= Task material =

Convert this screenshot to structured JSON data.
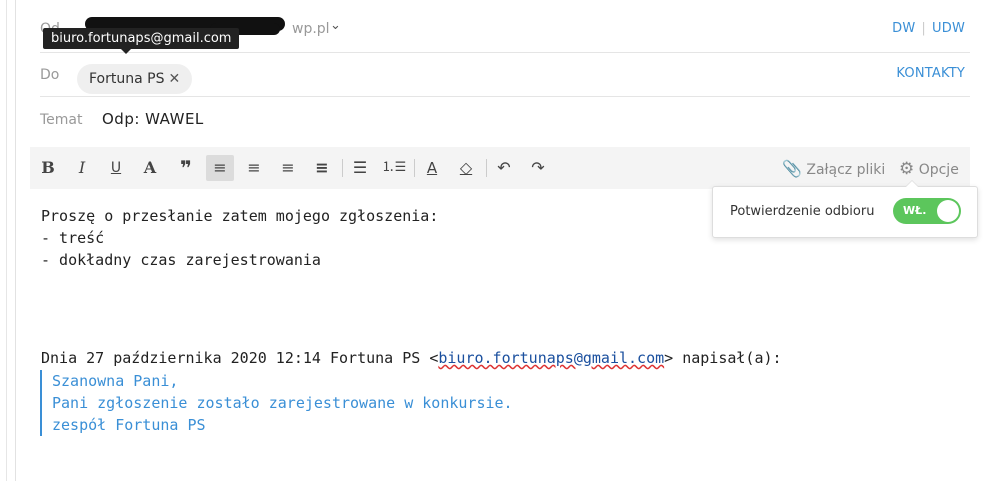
{
  "compose": {
    "from_label": "Od",
    "from_visible_suffix": "wp.pl",
    "from_tooltip": "biuro.fortunaps@gmail.com",
    "cc_label": "DW",
    "bcc_label": "UDW",
    "to_label": "Do",
    "to_chip": "Fortuna PS",
    "contacts_label": "KONTAKTY",
    "subject_label": "Temat",
    "subject_value": "Odp: WAWEL"
  },
  "toolbar": {
    "attach_label": "Załącz pliki",
    "options_label": "Opcje"
  },
  "options_popup": {
    "read_receipt_label": "Potwierdzenie odbioru",
    "toggle_label": "WŁ."
  },
  "message": {
    "line1": "Proszę o przesłanie zatem mojego zgłoszenia:",
    "line2": "- treść",
    "line3": "- dokładny czas zarejestrowania",
    "reply_prefix": "Dnia 27 października 2020 12:14 Fortuna PS <",
    "reply_email": "biuro.fortunaps@gmail.com",
    "reply_suffix": "> napisał(a):",
    "quote_line1": "Szanowna Pani,",
    "quote_line2": "Pani zgłoszenie zostało zarejestrowane w konkursie.",
    "quote_line3": "zespół Fortuna PS"
  }
}
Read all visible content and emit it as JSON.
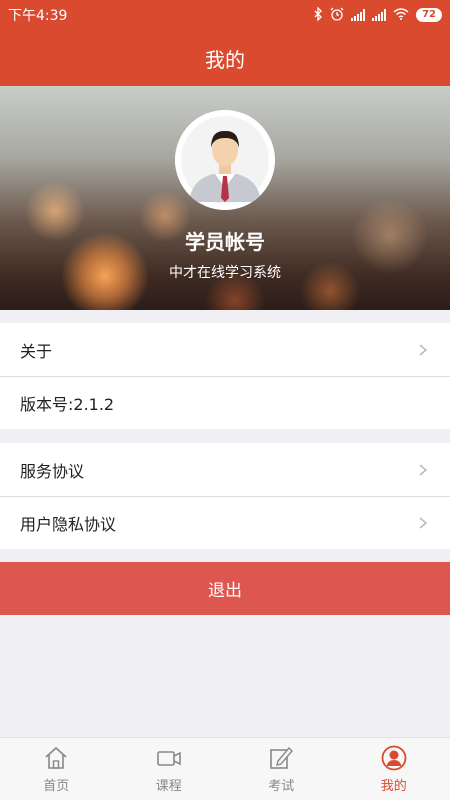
{
  "status_bar": {
    "time": "下午4:39",
    "battery": "72"
  },
  "title": "我的",
  "profile": {
    "name": "学员帐号",
    "subtitle": "中才在线学习系统"
  },
  "menu_group_1": [
    {
      "label": "关于",
      "has_arrow": true
    },
    {
      "label": "版本号:2.1.2",
      "has_arrow": false
    }
  ],
  "menu_group_2": [
    {
      "label": "服务协议",
      "has_arrow": true
    },
    {
      "label": "用户隐私协议",
      "has_arrow": true
    }
  ],
  "logout_label": "退出",
  "tabs": [
    {
      "label": "首页",
      "icon": "home-icon",
      "active": false
    },
    {
      "label": "课程",
      "icon": "video-camera-icon",
      "active": false
    },
    {
      "label": "考试",
      "icon": "edit-icon",
      "active": false
    },
    {
      "label": "我的",
      "icon": "user-icon",
      "active": true
    }
  ],
  "colors": {
    "brand": "#d94a2e",
    "logout": "#de5650",
    "tab_inactive": "#888888"
  }
}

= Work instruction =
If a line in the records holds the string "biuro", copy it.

= Solution =
    "from_tooltip": "biuro.fortunaps@gmail.com",
    "reply_email": "biuro.fortunaps@gmail.com",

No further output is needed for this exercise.